Had the cavity wall installers also insulated this loft space, or was it just overspill? We needed to check a different part of the space.

Rather than taking out another brick further up, we decided to see what was happening at the eaves. This is the advantage of investigating a single storey house – you just need a chair to stand on! 

We popped out one of the eaves vents in the soffit, and started exploring the void above. We could see a reassuring blanket of insulation along the top of the eaves coming over the inner brick leaf and meeting the insulation in the cavity wall. This couldn’t of spilled over from filling the cavity. It was clear they had endeavoured to insulate the sitting room ceiling. But how much was up there? In 1992 the required U-value would of been 0.4W/sqmk, probably equivalent to about 110mm depth. We knew there was at least 270mm depth where we did our first check. To ensure there was the minimum requirement over the whole ceiling area, was it possible they had over filled to ensure the middle section had enough? That is what I am hoping, and that I have adequate insulation.

I am not planning any further invasive exploration, but the final thing I did was wait for low (7degC) temperatures outside, and the heating to be on, then I used my infrared thermometer to measurement the surface temperature across the house ceilings. The variation in surface temperature readings did seem to corroborate my theory. Where there is 350mm of insulation in the main part of the house the surface temperature was 16.5degC (room temperature 17.5degC), where there was no insulation (by the still to be completed insulated loft hatch) it was 13.5degC. In the sitting room with the mystery depth of insulation it varied from 14.2degC to 15.5degC.

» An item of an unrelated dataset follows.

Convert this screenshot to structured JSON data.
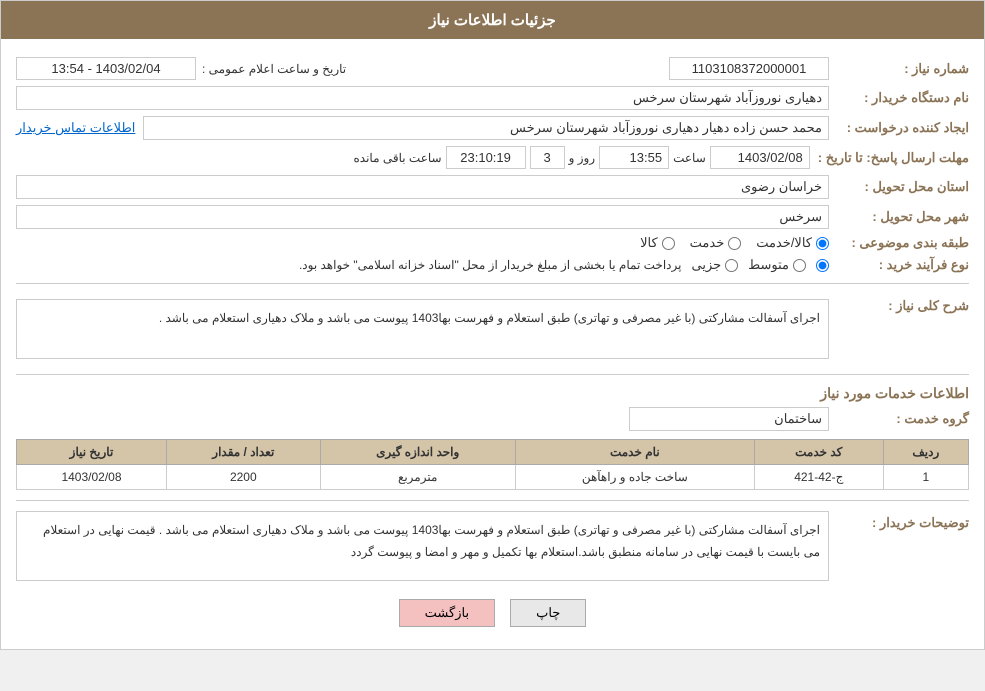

I surmise there is insulation, but not as much as I had hoped. There is definitely room for improvement. I will be considering my options for adding more insulation in the future.